:: PROVIDED RECORDS
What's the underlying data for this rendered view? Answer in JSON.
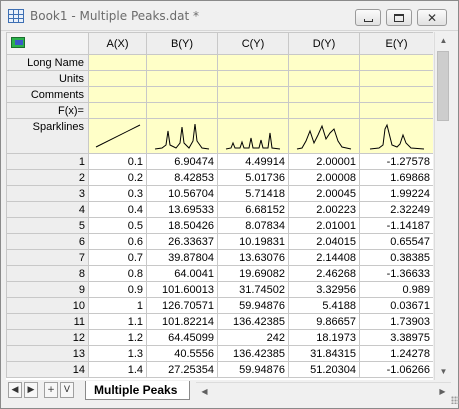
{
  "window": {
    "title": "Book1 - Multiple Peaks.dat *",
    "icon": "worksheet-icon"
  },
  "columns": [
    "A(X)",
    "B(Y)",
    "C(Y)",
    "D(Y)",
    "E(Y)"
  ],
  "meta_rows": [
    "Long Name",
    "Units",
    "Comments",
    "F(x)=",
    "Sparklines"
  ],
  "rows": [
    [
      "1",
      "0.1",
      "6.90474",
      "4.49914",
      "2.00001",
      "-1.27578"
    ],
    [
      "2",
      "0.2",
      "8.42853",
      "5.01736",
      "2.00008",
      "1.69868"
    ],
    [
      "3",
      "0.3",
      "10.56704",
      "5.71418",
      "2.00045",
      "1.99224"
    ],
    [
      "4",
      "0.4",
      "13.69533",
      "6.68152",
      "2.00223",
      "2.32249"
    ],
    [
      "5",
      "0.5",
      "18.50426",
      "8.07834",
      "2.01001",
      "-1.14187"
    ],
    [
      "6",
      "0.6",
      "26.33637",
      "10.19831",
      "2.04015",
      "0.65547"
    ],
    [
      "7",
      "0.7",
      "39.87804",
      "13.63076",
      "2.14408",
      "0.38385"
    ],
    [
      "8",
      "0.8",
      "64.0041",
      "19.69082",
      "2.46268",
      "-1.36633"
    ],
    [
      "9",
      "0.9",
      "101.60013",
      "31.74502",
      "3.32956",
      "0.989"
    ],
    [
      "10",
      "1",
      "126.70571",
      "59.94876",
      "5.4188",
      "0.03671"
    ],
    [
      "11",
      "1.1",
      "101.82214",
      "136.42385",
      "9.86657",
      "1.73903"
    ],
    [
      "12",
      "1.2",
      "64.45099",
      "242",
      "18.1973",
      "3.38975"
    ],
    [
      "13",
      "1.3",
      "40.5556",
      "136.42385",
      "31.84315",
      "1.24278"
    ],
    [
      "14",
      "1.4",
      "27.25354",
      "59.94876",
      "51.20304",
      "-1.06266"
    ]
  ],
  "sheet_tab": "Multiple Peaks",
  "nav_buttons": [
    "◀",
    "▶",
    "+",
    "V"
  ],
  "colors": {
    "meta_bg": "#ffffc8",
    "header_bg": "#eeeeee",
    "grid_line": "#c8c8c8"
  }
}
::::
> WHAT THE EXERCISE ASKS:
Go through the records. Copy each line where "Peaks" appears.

> WRITTEN SOLUTION:
    "title": "Book1 - Multiple Peaks.dat *",
  "sheet_tab": "Multiple Peaks",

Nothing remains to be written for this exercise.